“Twilight” is in lots of theaters right now. According to the reviews it’s the film version of the first of a series of Romance novels with a vampire theme, aimed at pre-teen and teenage girls. Apparently some of the vampires are reformed and get by on animal blood. And they make really cute and soulful boyfriends. It’s sold a lot of tickets.
The Swedish film, “Let the Right One In”, which is in exactly one theater in San Francisco, isn’t like that. It is the story of a romance between the blond, angelic looking Oskar and the dark haired, pale Eli. He’s twelve and so is she, but as she says, she’s been twelve for a long time.
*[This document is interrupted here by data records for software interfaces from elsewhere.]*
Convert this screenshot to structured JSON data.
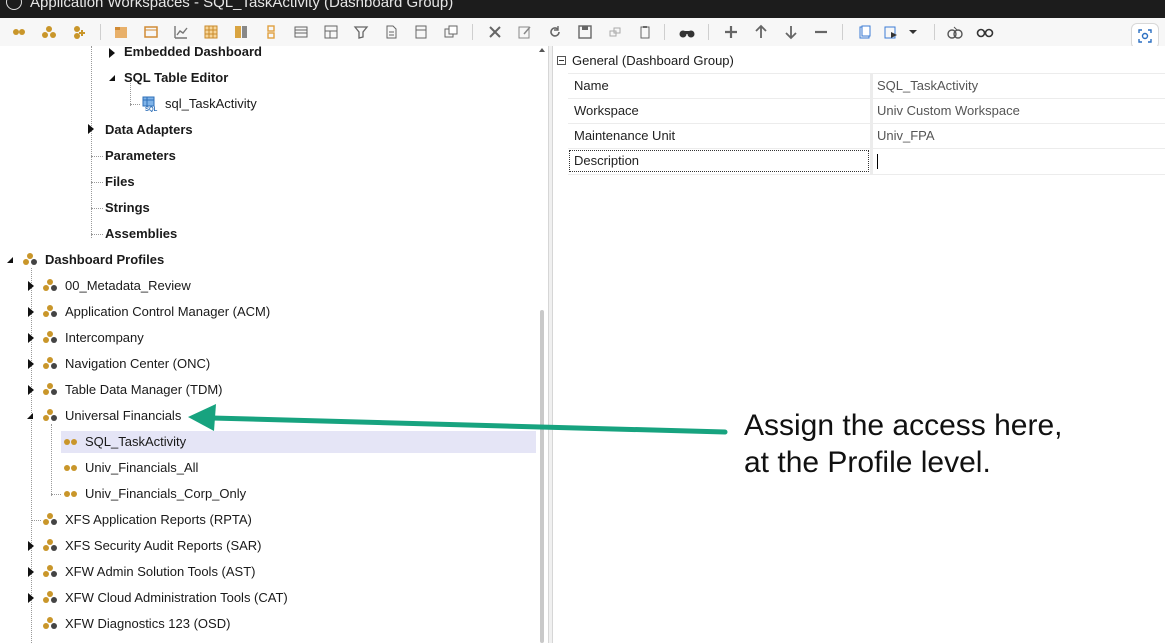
{
  "window": {
    "title": "Application Workspaces - SQL_TaskActivity (Dashboard Group)"
  },
  "toolbar": {
    "icons": [
      "group-icon",
      "create-icon",
      "add-icon",
      "folder-icon",
      "dashboard-icon",
      "chart-icon",
      "grid-icon",
      "report-icon",
      "db-icon",
      "table-icon",
      "filter-icon",
      "document-icon",
      "layout-icon",
      "copy-icon",
      "delete-icon",
      "edit-icon",
      "refresh-icon",
      "save-icon",
      "link-icon",
      "clipboard-icon",
      "binoculars-icon",
      "add-plus-icon",
      "move-up-icon",
      "move-down-icon",
      "remove-icon",
      "import-icon",
      "export-icon",
      "dropdown-icon",
      "compare-icon",
      "glasses-icon",
      "screen-capture-icon"
    ]
  },
  "tree": {
    "nodes": [
      {
        "label": "Embedded Dashboard",
        "bold": true
      },
      {
        "label": "SQL Table Editor",
        "bold": true
      },
      {
        "label": "sql_TaskActivity",
        "icon": "sql-table-icon"
      },
      {
        "label": "Data Adapters",
        "bold": true
      },
      {
        "label": "Parameters",
        "bold": true
      },
      {
        "label": "Files",
        "bold": true
      },
      {
        "label": "Strings",
        "bold": true
      },
      {
        "label": "Assemblies",
        "bold": true
      },
      {
        "label": "Dashboard Profiles",
        "bold": true
      },
      {
        "label": "00_Metadata_Review"
      },
      {
        "label": "Application Control Manager (ACM)"
      },
      {
        "label": "Intercompany"
      },
      {
        "label": "Navigation Center (ONC)"
      },
      {
        "label": "Table Data Manager (TDM)"
      },
      {
        "label": "Universal Financials"
      },
      {
        "label": "SQL_TaskActivity",
        "selected": true
      },
      {
        "label": "Univ_Financials_All"
      },
      {
        "label": "Univ_Financials_Corp_Only"
      },
      {
        "label": "XFS Application Reports (RPTA)"
      },
      {
        "label": "XFS Security Audit Reports (SAR)"
      },
      {
        "label": "XFW Admin Solution Tools (AST)"
      },
      {
        "label": "XFW Cloud Administration Tools (CAT)"
      },
      {
        "label": "XFW Diagnostics 123 (OSD)"
      }
    ]
  },
  "properties": {
    "group_label": "General (Dashboard Group)",
    "rows": [
      {
        "name": "Name",
        "value": "SQL_TaskActivity"
      },
      {
        "name": "Workspace",
        "value": "Univ Custom Workspace"
      },
      {
        "name": "Maintenance Unit",
        "value": "Univ_FPA"
      },
      {
        "name": "Description",
        "value": ""
      }
    ]
  },
  "annotation": {
    "line1": "Assign the access here,",
    "line2": "at the Profile level.",
    "arrow_color": "#17a37f"
  },
  "colors": {
    "profile_icon": "#c9962a",
    "selection": "#e5e5f6",
    "title_bar": "#1c1c1c"
  }
}
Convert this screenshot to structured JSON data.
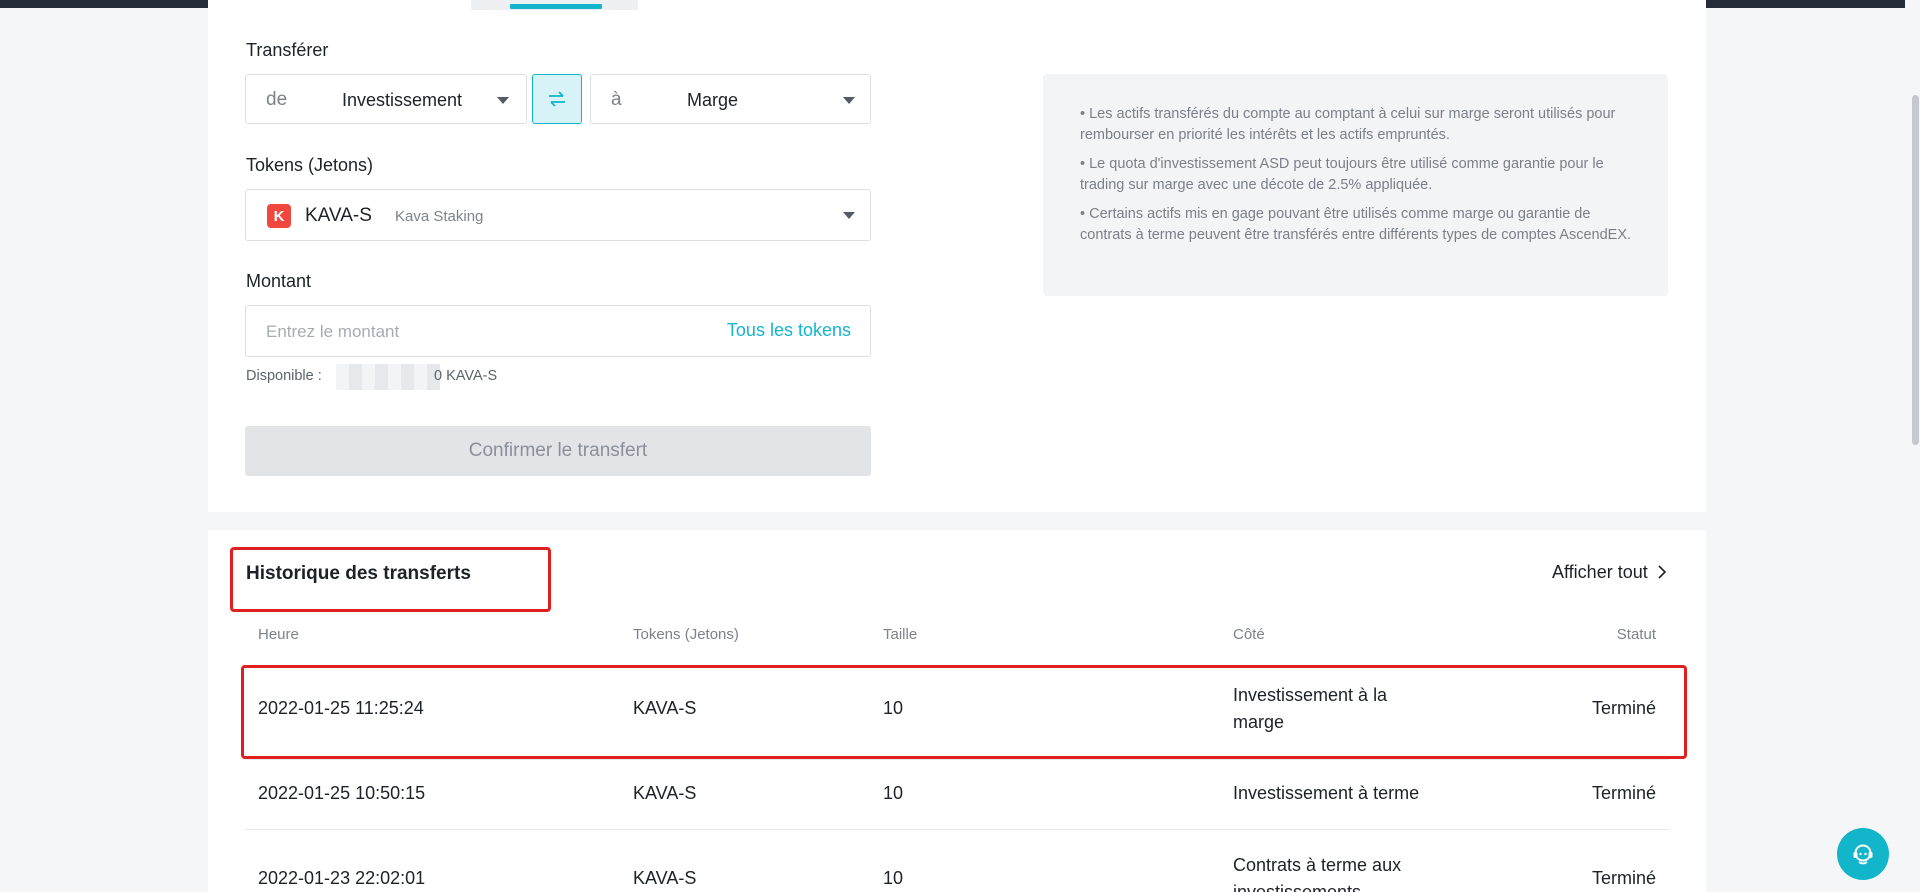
{
  "transfer": {
    "label": "Transférer",
    "from_prefix": "de",
    "from_value": "Investissement",
    "to_prefix": "à",
    "to_value": "Marge"
  },
  "tokens": {
    "label": "Tokens (Jetons)",
    "symbol": "KAVA-S",
    "name": "Kava Staking",
    "icon_letter": "K",
    "icon_color": "#f0483e"
  },
  "amount": {
    "label": "Montant",
    "placeholder": "Entrez le montant",
    "all_tokens": "Tous les tokens",
    "available_label": "Disponible :",
    "available_suffix": "0 KAVA-S"
  },
  "confirm_button": "Confirmer le transfert",
  "info": [
    "• Les actifs transférés du compte au comptant à celui sur marge seront utilisés pour rembourser en priorité les intérêts et les actifs empruntés.",
    "• Le quota d'investissement ASD peut toujours être utilisé comme garantie pour le trading sur marge avec une décote de 2.5% appliquée.",
    "• Certains actifs mis en gage pouvant être utilisés comme marge ou garantie de contrats à terme peuvent être transférés entre différents types de comptes AscendEX."
  ],
  "history": {
    "title": "Historique des transferts",
    "view_all": "Afficher tout",
    "columns": [
      "Heure",
      "Tokens (Jetons)",
      "Taille",
      "Côté",
      "Statut"
    ],
    "rows": [
      {
        "time": "2022-01-25 11:25:24",
        "token": "KAVA-S",
        "size": "10",
        "side": "Investissement à la marge",
        "status": "Terminé"
      },
      {
        "time": "2022-01-25 10:50:15",
        "token": "KAVA-S",
        "size": "10",
        "side": "Investissement à terme",
        "status": "Terminé"
      },
      {
        "time": "2022-01-23 22:02:01",
        "token": "KAVA-S",
        "size": "10",
        "side": "Contrats à terme aux investissements",
        "status": "Terminé"
      }
    ]
  },
  "colors": {
    "accent": "#13b5cb",
    "highlight": "#e02020",
    "text": "#1d2129"
  }
}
She also mentions eventually that she’s not really a girl. In this film a vampire drinks human blood and getting the blood out of the human can be a messy business.
It takes place in a working class suburb of Stockholm. Oskar is ping-ponged between his divorced parents’ places and is bullied at school by a particularly odious classmate and his two henchmen. He’s full of rage and frustration but doesn’t act on it. He’s lonely. Eli moves into the apartment next to Oskar’s at night. She lives with a middle aged man who seems to be her guardian. Oskar meets Eli at night by a snow covered jungle gym. She doesn’t feel the cold.
I felt the cold. I was on the edge of my seat for most of the film because I liked Oskar and Eli and didn’t know what was going to happen to them in this seeming unconventional vampire film. And then I realized that the filmmakers were going to honor the conventions of the classic vampire story in a brilliant way.
I don’t want to give anything else away but this is a very good film, creepy and darkly funny, and I urge my stalwart readers who haven’t seen it, to see it. And for those Bram Stoker fans among you I’ll give a little more away by saying that the film could have been subtitled “The New Renfield”.